▶ The problem: Find and return every line of the data that contains the word "hour".

▶ Material supplied:

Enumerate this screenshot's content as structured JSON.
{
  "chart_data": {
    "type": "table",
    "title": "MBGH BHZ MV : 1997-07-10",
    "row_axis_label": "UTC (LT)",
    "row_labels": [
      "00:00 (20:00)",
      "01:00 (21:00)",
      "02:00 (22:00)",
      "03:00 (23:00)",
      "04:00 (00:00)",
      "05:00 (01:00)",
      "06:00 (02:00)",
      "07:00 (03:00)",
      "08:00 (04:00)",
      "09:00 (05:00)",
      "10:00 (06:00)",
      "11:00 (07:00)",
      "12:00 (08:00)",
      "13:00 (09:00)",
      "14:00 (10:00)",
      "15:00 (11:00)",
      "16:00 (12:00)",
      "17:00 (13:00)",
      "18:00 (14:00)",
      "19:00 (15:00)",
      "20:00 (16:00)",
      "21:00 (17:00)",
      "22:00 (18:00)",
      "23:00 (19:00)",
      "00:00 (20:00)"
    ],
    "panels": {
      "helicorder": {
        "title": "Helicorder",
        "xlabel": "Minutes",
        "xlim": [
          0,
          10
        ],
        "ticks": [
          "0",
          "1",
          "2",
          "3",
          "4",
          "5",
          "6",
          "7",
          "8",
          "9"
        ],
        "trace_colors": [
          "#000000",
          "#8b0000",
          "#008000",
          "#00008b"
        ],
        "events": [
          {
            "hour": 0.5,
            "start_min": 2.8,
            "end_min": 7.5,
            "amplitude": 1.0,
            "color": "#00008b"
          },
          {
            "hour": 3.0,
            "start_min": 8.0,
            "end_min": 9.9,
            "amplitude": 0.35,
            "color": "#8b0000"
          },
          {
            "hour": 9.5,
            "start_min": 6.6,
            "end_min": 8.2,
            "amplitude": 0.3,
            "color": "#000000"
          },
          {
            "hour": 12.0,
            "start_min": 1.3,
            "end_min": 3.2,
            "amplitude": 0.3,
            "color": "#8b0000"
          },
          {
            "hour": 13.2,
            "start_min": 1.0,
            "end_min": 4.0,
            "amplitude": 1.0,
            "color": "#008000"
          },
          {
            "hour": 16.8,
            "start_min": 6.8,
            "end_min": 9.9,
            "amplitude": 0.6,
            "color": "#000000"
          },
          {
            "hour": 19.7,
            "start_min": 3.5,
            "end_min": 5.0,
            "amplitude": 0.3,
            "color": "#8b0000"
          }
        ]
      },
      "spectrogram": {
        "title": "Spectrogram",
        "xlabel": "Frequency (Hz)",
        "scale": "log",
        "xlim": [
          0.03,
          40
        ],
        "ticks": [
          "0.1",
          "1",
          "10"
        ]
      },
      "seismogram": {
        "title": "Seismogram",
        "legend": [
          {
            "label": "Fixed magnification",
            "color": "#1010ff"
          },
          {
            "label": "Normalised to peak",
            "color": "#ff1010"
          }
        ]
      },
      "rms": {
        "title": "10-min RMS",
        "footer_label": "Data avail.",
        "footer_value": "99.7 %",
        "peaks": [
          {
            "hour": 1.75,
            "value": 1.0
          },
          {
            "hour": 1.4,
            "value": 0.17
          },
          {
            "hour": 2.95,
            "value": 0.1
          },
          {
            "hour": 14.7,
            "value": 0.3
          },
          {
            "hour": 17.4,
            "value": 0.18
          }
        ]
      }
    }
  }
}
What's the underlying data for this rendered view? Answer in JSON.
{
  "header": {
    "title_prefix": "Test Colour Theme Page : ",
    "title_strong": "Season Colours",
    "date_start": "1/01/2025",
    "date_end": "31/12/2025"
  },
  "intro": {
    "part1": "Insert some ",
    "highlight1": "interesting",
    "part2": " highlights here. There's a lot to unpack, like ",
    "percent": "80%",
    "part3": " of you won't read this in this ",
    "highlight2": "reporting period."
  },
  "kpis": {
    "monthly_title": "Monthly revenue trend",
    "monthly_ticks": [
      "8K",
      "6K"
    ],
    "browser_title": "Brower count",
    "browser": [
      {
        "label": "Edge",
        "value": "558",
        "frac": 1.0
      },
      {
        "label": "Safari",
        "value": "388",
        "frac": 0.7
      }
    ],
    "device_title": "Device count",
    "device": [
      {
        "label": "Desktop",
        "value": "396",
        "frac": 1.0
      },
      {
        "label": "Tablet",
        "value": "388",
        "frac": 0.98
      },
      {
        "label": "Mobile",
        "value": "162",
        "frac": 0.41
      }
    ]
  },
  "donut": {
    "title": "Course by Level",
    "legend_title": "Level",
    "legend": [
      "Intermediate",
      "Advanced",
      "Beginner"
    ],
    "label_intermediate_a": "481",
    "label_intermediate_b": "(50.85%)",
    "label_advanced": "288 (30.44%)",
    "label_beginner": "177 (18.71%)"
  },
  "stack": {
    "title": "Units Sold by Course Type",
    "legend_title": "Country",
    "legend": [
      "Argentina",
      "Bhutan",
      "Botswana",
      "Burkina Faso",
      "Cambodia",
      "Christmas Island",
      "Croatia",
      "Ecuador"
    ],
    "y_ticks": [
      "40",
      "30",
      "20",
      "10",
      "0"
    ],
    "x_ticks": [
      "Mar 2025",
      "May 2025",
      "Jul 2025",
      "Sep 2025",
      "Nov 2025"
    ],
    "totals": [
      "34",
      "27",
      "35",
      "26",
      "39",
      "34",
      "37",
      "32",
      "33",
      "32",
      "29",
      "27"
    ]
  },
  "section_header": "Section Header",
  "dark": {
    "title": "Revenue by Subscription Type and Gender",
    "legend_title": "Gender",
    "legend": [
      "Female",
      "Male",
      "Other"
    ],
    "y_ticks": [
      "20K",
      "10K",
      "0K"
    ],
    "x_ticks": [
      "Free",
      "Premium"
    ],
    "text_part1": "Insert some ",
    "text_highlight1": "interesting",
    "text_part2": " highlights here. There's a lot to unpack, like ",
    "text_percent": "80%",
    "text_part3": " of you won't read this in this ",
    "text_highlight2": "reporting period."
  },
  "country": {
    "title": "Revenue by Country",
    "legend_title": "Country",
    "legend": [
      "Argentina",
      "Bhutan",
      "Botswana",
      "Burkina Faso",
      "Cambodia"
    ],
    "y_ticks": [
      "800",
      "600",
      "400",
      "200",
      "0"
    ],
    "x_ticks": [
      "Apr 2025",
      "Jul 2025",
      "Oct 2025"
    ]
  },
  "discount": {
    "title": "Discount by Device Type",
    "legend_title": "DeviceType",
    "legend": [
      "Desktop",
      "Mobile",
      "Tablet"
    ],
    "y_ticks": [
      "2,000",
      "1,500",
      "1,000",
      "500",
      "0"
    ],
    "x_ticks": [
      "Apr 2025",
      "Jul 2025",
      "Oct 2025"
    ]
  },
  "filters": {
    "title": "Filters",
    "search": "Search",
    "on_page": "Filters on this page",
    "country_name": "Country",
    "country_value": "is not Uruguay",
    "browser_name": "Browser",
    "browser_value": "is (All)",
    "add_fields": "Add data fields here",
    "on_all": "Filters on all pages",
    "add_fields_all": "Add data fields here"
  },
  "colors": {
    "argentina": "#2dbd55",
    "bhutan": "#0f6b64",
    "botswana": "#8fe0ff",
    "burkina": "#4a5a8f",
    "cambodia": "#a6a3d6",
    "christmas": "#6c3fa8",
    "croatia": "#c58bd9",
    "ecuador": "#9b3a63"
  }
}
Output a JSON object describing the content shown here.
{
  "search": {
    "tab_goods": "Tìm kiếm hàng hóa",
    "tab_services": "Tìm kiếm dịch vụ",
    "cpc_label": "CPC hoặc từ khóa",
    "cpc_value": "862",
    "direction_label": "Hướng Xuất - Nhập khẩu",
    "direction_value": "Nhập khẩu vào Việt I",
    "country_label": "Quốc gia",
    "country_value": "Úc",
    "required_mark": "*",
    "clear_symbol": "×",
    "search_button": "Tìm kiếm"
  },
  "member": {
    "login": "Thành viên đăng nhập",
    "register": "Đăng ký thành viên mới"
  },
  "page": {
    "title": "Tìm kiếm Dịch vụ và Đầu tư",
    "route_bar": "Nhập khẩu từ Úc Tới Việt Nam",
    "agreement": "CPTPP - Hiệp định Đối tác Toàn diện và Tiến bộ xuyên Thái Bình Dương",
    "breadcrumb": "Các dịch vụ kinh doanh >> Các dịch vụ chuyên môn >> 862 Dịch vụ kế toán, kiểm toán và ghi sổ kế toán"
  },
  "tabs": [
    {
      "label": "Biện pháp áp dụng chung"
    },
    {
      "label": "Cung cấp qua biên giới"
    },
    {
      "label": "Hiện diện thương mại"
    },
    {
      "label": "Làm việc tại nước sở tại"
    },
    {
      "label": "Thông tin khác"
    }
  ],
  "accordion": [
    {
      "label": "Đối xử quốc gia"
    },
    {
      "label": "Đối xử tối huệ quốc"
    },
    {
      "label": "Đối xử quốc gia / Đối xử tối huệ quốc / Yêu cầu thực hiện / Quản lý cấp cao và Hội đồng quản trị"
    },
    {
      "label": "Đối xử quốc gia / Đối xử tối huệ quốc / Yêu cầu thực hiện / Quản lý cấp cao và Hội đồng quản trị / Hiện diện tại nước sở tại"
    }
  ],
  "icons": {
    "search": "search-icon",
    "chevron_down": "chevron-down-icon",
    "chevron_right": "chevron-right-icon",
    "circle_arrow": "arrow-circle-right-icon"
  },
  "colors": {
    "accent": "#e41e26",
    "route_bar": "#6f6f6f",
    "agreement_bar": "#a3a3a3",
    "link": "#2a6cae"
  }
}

▶ Response below:
            "hour": 0.5,
            "hour": 3.0,
            "hour": 9.5,
            "hour": 12.0,
            "hour": 13.2,
            "hour": 16.8,
            "hour": 19.7,
            "hour": 1.75,
            "hour": 1.4,
            "hour": 2.95,
            "hour": 14.7,
            "hour": 17.4,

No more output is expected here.